While the ladies had lunch, I took the path down to Kreuzboden, via the Weissmeiss mountain hut(s).  I’m aware that not many of you will have had the pleasure of visiting one of these huts, so I went inside and took a couple of pictures.  I’d liken most of them to 2 or 3 star hotels, providing simple overnight accommodation, often in dormitories, but always with plenty of good food and drink to refresh the weary hiker.  🙂

Tales of the Scales (Week 11)

Dieting is a funny old business.  This past week, I’ve not done anything exceptional in terms of eating (too much) and, if you read my post yesterday, you will know I walked 24 miles on Saturday.  (My brother’s gizmo, counted over 59,000 steps). BUT, my weight has gone up!

Weight Week 11

OK, I accept that I had another cooked breakfast and a few beers following our walk, but nothing much more than the week before, when my weight went down – albeit only slightly.  So I’m a little confused.  But, as I’m now back home in good old Switzerland (and not tempted by bacon and real ale), it’s time to really concentrate on my intake.

Weight graph, Week 11

As you will see my graph is very red, so I’ve already cut out beer and wine for the past 2 evenings and plan to continue with that this week at least.  My sugar intake (e.g. in tea) is being reduced ever so slightly, maybe even until I’m weaned off it.  Cakes and biscuits are definitely off the menu.  And I plan to do some exercise every day if I can, even if it’s only walking to the shops and back.

As for my training last week, thankfully, it’s a much better story.  It’s fair to say that I’ve been inspired by all the running blogs that I follow (and all that talk of tempo runs and interval sessions, etc.)   I’ve mentioned to a few people that I’m now one-paced, but I figured that there’s no real reason why I can’t do some intervals, or whatever.

So, knowing that I would be walking at the weekend, I decided that for my main (and one and only) run, I would drop back to the 13.1 mile distance of Week 9.   I decided to ‘make an effort’ for the first 11k, to see if I could beat my previous time and I did, by 1 minute.  (I think that might be what you youngsters call a tempo run).  My left calf was a bit tight on the way, but I still decided to do some 500m ‘sprints’ on the way back.  (Is this an interval session or just a fartlek or both?
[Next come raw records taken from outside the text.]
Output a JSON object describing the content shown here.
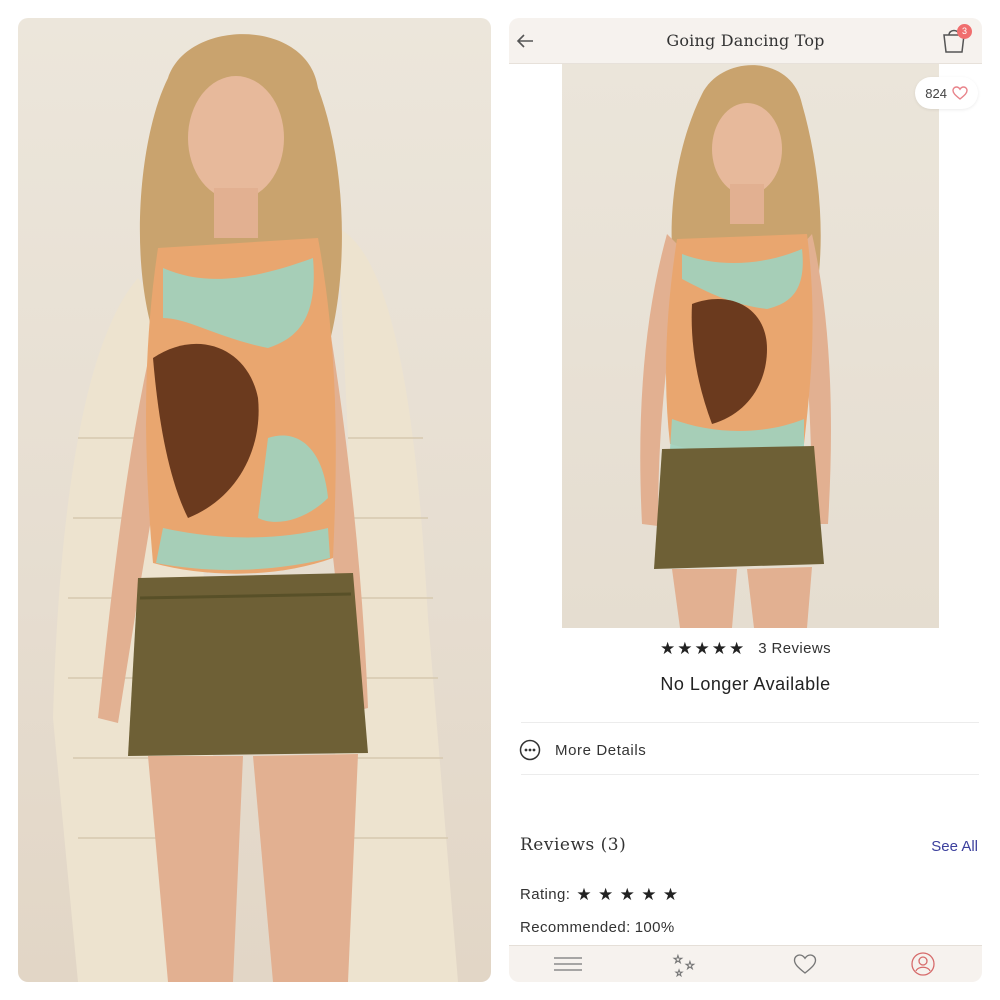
{
  "header": {
    "title": "Going Dancing Top",
    "cart_count": "3"
  },
  "product": {
    "likes": "824",
    "star_rating": 5,
    "reviews_link": "3 Reviews",
    "availability": "No Longer Available"
  },
  "details": {
    "more_details_label": "More Details"
  },
  "reviews": {
    "title": "Reviews (3)",
    "see_all": "See All",
    "rating_label": "Rating:",
    "recommended_label": "Recommended:",
    "recommended_value": "100%"
  },
  "icons": {
    "back": "arrow-left-icon",
    "cart": "shopping-bag-icon",
    "like": "heart-outline-icon",
    "more": "ellipsis-circle-icon",
    "tabs": [
      "menu-icon",
      "sparkles-icon",
      "heart-icon",
      "account-icon"
    ]
  },
  "colors": {
    "header_bg": "#f6f2ee",
    "badge": "#f06e6e",
    "link": "#3b3f9d",
    "heart": "#e8838a"
  }
}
Whatever…)

I had 10k to cover, so I did 5 x 500m easy followed by 500m at a ‘fast’ pace, then a 5k ‘warm down’ run to the finish.   Remember this was the first time I’ve tried ‘sprinting’ in years… So I took the first one easy and I timed it at 2m 25s.  For the 2nd one, I forgot to start the watch, but it would have been about the same time.  The next three were done in 2m 20s, 2m 16s and 2m 14s respectively.  Feeling pretty pleased with myself, I began the last 5k at my normal (marathon type) pace and, with 3k to go, I noticed that I was on for a good time, so I made an effort.  (‘Twas ever thus, I’m afraid, when confronted with the possibility of a good time).  I finished the 13.1 in 1h 54m 56s, which was about 4.5 minutes faster than 2 weeks before.  Not bad I thought for 2, or was it 3, back-to-back training sessions.

On the way home, and to put this all into context, I worked out that these ‘sprints’ were at 4.5m per k (or 7m 15s per mile), or 22m 30s for a 5k, (which is slower than my mate Pete has been running his 5k Park Runs recently – so I’m very impressed with his ‘comeback’ performances) or a 3h 10 min marathon (which is slower than I used to run them 16 years ago).  So they weren’t so fast after all!  😦

Run and Walk graph, end Week 10